Why Is The Australian Boomerang An Australian Icon?
It is noted by anthropologists to be used by just about every developing civilization in some variety or another around the world. A collection was even found in a Pharaohs tomb which places them in Egypt at least 3,000 years ago. The Australian ceremonial clap sticks are large hardwood boomerang shaped objects with one end longer than the other and only slightly curved.
These clap sticks were sometimes used for fighting but are mostly used for hunting and cultural ceremonial events and is a non returning carefully balanced boomerang. The commercialised returning boomerang made from plastics or laminated plywood are far different from the ones produced by the Aboriginal craftsmen for their own personal use.

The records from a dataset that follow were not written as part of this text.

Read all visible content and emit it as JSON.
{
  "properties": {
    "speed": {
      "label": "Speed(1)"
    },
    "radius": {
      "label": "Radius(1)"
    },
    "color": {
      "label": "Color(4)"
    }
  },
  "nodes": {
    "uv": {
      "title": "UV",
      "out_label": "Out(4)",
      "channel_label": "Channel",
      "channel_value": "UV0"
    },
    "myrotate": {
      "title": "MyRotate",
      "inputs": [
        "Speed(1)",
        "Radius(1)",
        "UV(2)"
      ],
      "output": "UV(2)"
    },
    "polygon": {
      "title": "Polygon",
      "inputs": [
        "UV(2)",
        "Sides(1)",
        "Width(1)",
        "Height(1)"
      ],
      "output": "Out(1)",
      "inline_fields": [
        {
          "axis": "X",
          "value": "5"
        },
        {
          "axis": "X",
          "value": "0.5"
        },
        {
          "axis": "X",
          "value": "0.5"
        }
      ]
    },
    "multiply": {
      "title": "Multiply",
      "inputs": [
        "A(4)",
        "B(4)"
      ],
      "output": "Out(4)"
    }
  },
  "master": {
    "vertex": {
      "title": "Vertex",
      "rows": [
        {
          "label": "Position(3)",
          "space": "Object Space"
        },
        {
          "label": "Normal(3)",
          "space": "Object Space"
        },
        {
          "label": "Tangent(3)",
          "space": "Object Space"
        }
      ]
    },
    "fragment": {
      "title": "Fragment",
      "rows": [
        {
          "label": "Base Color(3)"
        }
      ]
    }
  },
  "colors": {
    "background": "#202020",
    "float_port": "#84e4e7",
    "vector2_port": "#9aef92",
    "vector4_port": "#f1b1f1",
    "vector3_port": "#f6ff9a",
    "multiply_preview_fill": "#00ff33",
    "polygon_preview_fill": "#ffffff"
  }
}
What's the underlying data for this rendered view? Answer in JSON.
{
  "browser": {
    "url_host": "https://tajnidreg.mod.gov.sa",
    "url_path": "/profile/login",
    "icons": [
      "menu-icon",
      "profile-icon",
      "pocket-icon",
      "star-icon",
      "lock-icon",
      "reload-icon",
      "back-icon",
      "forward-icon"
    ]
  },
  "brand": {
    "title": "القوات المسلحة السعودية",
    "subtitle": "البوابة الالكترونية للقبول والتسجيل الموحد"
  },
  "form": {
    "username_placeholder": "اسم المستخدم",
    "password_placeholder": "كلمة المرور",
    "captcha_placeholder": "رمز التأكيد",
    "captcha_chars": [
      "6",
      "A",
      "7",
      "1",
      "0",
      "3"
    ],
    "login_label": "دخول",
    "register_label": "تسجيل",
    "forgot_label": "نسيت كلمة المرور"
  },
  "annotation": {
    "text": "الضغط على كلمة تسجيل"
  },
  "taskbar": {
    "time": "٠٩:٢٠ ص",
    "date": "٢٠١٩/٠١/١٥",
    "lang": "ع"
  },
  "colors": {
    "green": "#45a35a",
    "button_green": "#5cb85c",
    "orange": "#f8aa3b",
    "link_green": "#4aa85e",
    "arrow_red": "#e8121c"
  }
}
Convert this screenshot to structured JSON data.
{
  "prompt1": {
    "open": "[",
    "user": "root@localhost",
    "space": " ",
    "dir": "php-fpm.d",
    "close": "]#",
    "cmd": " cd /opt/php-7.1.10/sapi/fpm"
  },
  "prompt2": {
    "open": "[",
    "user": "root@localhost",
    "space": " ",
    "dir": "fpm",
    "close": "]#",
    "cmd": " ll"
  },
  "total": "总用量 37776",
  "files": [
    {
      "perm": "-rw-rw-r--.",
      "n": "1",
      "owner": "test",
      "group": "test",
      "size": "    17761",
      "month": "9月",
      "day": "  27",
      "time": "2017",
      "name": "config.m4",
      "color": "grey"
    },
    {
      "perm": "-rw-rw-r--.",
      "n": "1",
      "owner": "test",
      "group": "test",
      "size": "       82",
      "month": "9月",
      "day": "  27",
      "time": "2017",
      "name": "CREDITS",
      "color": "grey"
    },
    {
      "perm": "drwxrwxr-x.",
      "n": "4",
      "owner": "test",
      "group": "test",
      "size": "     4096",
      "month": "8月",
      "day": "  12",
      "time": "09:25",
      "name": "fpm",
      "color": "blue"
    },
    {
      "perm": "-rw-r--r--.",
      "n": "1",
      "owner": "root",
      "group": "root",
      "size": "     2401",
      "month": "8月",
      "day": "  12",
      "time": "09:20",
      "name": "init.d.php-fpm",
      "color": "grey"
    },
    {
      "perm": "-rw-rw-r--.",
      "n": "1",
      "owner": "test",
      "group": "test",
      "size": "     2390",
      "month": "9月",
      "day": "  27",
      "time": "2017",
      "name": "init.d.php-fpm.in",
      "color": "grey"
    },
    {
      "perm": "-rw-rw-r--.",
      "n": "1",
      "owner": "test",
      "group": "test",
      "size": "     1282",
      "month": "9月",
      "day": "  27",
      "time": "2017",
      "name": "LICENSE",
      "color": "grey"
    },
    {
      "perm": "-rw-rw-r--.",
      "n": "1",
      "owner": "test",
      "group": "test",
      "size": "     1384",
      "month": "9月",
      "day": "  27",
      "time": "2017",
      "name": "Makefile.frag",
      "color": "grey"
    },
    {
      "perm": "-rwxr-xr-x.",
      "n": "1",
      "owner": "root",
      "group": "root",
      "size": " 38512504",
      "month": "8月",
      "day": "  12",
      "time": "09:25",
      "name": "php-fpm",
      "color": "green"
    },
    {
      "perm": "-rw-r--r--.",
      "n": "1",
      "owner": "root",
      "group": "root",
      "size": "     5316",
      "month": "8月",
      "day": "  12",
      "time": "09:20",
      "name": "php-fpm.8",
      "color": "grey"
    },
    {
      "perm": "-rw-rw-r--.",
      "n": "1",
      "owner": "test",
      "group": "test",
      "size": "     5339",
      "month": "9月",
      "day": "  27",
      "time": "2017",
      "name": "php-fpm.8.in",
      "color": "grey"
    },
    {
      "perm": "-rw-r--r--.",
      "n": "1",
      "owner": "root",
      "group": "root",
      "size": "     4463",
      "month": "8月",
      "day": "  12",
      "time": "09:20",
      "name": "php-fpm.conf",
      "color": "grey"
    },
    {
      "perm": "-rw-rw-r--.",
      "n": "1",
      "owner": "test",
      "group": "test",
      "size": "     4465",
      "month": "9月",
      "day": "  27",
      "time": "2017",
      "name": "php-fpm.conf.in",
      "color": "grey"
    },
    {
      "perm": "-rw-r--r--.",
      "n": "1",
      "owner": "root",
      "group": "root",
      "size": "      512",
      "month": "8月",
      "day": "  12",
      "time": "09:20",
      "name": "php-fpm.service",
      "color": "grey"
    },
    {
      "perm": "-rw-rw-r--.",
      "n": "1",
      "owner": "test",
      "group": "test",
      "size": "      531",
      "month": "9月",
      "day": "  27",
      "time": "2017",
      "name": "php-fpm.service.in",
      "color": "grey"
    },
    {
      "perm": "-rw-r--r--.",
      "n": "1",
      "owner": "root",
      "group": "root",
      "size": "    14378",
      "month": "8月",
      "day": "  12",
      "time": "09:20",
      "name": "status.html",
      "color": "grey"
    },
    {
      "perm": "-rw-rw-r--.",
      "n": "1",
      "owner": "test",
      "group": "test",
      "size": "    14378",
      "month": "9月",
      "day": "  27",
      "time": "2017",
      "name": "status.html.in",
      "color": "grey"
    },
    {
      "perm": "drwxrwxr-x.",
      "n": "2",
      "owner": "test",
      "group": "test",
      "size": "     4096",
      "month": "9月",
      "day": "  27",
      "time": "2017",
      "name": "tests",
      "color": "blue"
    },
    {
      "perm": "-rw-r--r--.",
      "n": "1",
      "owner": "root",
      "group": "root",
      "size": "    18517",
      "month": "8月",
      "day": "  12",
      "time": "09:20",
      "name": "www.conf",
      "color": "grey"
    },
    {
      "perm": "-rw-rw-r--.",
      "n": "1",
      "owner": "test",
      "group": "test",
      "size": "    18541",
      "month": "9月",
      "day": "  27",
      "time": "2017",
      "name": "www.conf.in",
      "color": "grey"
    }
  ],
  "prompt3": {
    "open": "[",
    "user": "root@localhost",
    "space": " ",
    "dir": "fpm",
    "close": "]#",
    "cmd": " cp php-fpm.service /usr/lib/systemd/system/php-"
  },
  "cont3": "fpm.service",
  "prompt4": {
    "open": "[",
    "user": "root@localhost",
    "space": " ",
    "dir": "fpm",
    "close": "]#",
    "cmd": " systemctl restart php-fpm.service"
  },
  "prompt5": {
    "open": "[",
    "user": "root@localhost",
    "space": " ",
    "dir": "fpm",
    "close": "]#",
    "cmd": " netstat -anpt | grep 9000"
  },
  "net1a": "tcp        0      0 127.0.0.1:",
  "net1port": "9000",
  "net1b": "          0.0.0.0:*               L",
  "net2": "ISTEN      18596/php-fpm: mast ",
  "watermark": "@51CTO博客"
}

Boomerangs common to Australia’s Aborigines are of both the returning and non returning types with different types common to different areas.
Some may be plain, others are painted and some have delicately carved scenes.
The boomerang has remained popular for the indigenous population because they were so isolated from the more modern methods of hunting and killing.
It is also likely that because of this continued use for thousands of years that It was improved in style and useability.
It is because of the continued use of this implement of war, peaceful ceremonial rhythm maker and weapon to assist in food gathering that the Australian Boomerang has become a symbol of Australia.
Today there are contests regarding throwing and catching the boomerang in many parts of the world but the Australian Aboriginal holds the record for continually using it for the longest time.